[WHAT NEEDS TO BE DONE] Report how many lines in the records carry the string "title", and give no further text.
+++ DATA SUPPLIED
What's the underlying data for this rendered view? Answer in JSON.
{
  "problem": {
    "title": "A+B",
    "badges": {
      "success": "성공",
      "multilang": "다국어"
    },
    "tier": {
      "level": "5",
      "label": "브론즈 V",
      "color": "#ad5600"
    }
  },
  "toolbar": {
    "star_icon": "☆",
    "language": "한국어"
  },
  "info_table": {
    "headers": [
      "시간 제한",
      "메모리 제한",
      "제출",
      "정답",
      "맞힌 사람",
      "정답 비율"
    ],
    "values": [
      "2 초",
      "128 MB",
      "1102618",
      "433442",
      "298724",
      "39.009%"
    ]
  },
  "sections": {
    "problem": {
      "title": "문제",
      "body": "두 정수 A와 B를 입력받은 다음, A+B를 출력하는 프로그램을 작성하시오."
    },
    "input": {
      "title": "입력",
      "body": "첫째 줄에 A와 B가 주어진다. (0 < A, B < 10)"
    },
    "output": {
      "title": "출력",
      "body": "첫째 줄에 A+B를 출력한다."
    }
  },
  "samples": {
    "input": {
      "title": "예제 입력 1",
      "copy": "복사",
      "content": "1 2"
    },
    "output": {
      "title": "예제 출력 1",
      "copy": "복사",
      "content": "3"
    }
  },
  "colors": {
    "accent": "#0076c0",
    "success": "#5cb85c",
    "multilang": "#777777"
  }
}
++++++
[TASK RESULT] 6